Mile 5: 10,000 steps. Whatever Fitbit, whatever.

Mile 6: Gusts. I hate them and all the debris that comes with them. Ouch.

Mile 7: I wonder why I didn’t register for the Donate Life 5k that is this weekend. It’s practically in my backyard. Then I realize I would have had to run it over 6 times to get all my miles in. I calculate 6 race entry fees. I am happy I can still do simple math. This skill will be dead to me soon.

Mile 8: Cyclists pass me. I notice all their butts. I conclude that my butt is too big to fit on a bike seat.

Mile 9: The downhill. This is just mind trickery to build my confidence … the REAL hills are coming.

Mile 10: I’m at the gates of Hell. Let the hill repeats begin.

Mile 11: Branches are falling from the trees. Sure let’s make this a terrifying obstacle course too. Because I obviously need THAT in my life.

Mile 12: Blood, sweat and gagging. I REALLY hate hills. Oh and MORE WIND.

Mile 13: If wind was a person I would call it a bad name … and punch it in the throat.

Mile 14: I’m pretty sure everything is chapped.

Mile 15: What fresh hell is this?

Mile 16: Pulling out the big guns. Electrolytes with extra caffeine. This will either get me to the end of this run or give me a heart attack. At this point I see it going either way. 

Mile 17: A brief encounter with feeling TOTALLY BITCHEN. In your face haters. I GOT THIS.

Mile 18: BITCHEN feeling gone. I start my run home. I remember that it’s uphill. I am running into the sun and have a constant headwind. I cry a little and question my sanity.
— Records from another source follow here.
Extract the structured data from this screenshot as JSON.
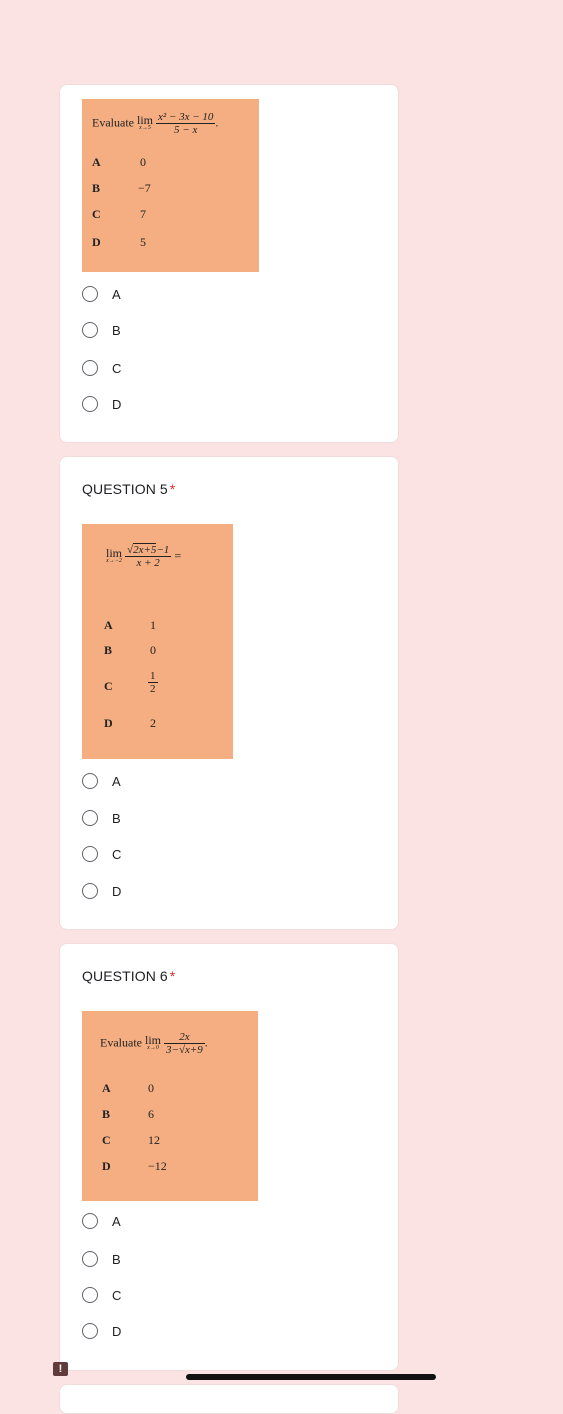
{
  "q4": {
    "math": {
      "prompt_word": "Evaluate",
      "lim_word": "lim",
      "lim_sub": "x→5",
      "numerator": "x² − 3x − 10",
      "denominator": "5 − x",
      "trail": ".",
      "choices": [
        {
          "letter": "A",
          "value": "0"
        },
        {
          "letter": "B",
          "value": "−7"
        },
        {
          "letter": "C",
          "value": "7"
        },
        {
          "letter": "D",
          "value": "5"
        }
      ]
    },
    "options": [
      "A",
      "B",
      "C",
      "D"
    ]
  },
  "q5": {
    "title": "QUESTION 5",
    "required_mark": "*",
    "math": {
      "lim_word": "lim",
      "lim_sub": "x→−2",
      "num_root": "2x+5",
      "num_rest": "−1",
      "denominator": "x + 2",
      "trail": "=",
      "choices": [
        {
          "letter": "A",
          "value": "1"
        },
        {
          "letter": "B",
          "value": "0"
        },
        {
          "letter": "C",
          "num": "1",
          "den": "2"
        },
        {
          "letter": "D",
          "value": "2"
        }
      ]
    },
    "options": [
      "A",
      "B",
      "C",
      "D"
    ]
  },
  "q6": {
    "title": "QUESTION 6",
    "required_mark": "*",
    "math": {
      "prompt_word": "Evaluate",
      "lim_word": "lim",
      "lim_sub": "x→0",
      "numerator": "2x",
      "den_pre": "3−",
      "den_root": "x+9",
      "trail": ".",
      "choices": [
        {
          "letter": "A",
          "value": "0"
        },
        {
          "letter": "B",
          "value": "6"
        },
        {
          "letter": "C",
          "value": "12"
        },
        {
          "letter": "D",
          "value": "−12"
        }
      ]
    },
    "options": [
      "A",
      "B",
      "C",
      "D"
    ]
  },
  "footer": {
    "report_icon": "!"
  }
}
Mile 19: My ability to do simple math is gone. Everything hurts. I am pretty sure running is very bad for you.

Mile 20: DONE. Elated and thankful. It is over. I did it. And I am pretty sure that once the feeling of wanting to throw-up leaves my body I will want to eat my weight in donuts.
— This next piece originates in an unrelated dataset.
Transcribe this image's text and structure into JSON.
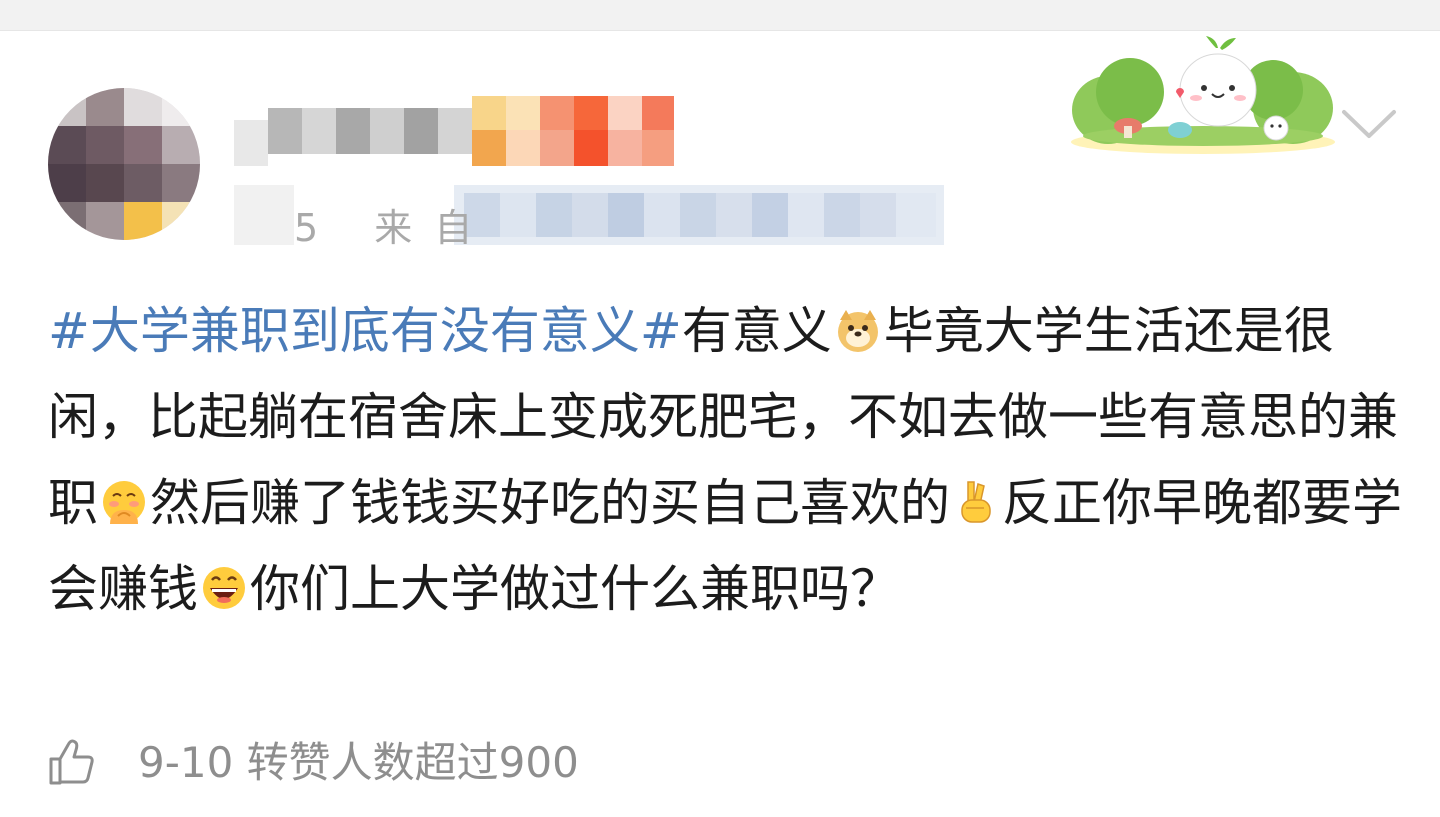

The 20 miler. Even under the best of circumstances I have never found this distance easy. Today was unbelievably hard. It beat my tush. But I have learned over the years that if I try hard enough I can find humor in even the most difficult runs. I gotta say, I like that about myself.

Well, I hope you all have a day where you laugh yourself through some tough times!!!